PROVIDED RECORDS Start Marker

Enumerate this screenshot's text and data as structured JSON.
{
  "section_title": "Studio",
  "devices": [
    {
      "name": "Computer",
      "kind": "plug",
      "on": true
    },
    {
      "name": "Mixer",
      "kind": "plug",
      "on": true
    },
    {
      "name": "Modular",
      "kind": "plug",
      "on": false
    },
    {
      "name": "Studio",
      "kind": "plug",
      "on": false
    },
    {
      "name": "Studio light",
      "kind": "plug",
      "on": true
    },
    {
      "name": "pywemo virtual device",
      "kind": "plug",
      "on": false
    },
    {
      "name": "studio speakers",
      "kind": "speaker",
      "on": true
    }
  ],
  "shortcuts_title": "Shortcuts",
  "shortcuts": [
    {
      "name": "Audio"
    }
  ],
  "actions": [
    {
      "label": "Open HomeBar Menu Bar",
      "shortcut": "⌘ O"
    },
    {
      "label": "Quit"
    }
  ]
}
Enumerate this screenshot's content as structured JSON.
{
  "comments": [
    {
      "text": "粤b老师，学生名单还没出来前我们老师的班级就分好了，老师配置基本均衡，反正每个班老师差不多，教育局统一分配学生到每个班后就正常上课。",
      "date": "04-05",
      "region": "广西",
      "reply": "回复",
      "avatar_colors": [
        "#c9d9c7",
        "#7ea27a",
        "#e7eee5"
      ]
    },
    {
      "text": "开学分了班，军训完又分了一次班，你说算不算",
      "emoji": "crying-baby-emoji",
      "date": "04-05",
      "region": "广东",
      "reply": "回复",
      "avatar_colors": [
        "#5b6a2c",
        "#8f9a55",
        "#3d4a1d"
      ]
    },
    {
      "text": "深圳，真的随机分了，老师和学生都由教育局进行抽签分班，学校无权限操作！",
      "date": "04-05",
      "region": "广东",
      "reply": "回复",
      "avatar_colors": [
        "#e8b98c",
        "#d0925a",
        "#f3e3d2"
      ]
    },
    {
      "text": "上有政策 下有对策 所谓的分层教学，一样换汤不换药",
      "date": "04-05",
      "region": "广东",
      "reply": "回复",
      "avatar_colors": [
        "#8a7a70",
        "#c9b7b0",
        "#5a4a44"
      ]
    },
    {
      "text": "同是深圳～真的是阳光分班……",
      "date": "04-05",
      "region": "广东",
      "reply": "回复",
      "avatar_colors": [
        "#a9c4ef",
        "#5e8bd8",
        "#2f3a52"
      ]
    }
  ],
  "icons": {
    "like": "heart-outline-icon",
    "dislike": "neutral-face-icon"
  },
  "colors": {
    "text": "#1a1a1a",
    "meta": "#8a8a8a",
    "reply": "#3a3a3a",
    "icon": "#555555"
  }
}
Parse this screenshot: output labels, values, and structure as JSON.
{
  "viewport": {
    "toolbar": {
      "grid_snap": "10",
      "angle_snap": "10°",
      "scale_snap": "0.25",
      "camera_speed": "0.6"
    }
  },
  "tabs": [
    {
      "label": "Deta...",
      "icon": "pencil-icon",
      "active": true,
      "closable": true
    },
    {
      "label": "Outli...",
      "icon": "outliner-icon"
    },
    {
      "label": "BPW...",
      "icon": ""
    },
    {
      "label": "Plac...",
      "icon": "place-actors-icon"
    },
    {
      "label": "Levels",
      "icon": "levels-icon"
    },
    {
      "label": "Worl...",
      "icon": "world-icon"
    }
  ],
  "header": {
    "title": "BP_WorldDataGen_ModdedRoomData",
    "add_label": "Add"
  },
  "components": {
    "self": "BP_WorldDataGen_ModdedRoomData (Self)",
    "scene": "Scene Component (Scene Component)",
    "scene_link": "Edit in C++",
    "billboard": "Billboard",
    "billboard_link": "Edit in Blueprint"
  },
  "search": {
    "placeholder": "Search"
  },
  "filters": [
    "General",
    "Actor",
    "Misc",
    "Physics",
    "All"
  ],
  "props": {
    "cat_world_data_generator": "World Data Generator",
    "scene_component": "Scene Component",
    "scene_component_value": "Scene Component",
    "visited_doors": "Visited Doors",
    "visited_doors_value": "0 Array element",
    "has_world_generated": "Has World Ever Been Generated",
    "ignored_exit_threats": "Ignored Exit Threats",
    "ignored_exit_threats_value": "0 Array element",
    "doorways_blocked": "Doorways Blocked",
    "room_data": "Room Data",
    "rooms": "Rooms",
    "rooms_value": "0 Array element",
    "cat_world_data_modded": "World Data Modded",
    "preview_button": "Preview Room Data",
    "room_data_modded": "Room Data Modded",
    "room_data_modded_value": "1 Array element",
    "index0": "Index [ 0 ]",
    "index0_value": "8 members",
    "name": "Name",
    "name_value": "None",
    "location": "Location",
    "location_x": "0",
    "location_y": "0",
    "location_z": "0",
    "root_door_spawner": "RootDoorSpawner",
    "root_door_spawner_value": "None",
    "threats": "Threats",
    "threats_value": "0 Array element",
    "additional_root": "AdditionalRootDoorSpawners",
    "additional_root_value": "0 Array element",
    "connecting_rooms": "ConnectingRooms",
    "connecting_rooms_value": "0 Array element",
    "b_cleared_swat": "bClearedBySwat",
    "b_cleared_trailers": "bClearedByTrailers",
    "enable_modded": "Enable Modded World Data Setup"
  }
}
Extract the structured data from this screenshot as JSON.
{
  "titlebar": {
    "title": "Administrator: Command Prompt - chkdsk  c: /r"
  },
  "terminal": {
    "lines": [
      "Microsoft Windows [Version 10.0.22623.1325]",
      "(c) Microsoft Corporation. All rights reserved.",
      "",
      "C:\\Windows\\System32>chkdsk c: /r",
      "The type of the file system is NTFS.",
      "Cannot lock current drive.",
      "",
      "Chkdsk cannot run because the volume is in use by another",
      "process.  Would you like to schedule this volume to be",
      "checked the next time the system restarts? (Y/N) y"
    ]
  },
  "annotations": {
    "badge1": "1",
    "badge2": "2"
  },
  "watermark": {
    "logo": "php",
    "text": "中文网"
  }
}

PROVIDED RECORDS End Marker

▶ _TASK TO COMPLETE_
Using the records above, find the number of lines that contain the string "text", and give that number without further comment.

▶ _RESPONSE AREA_
8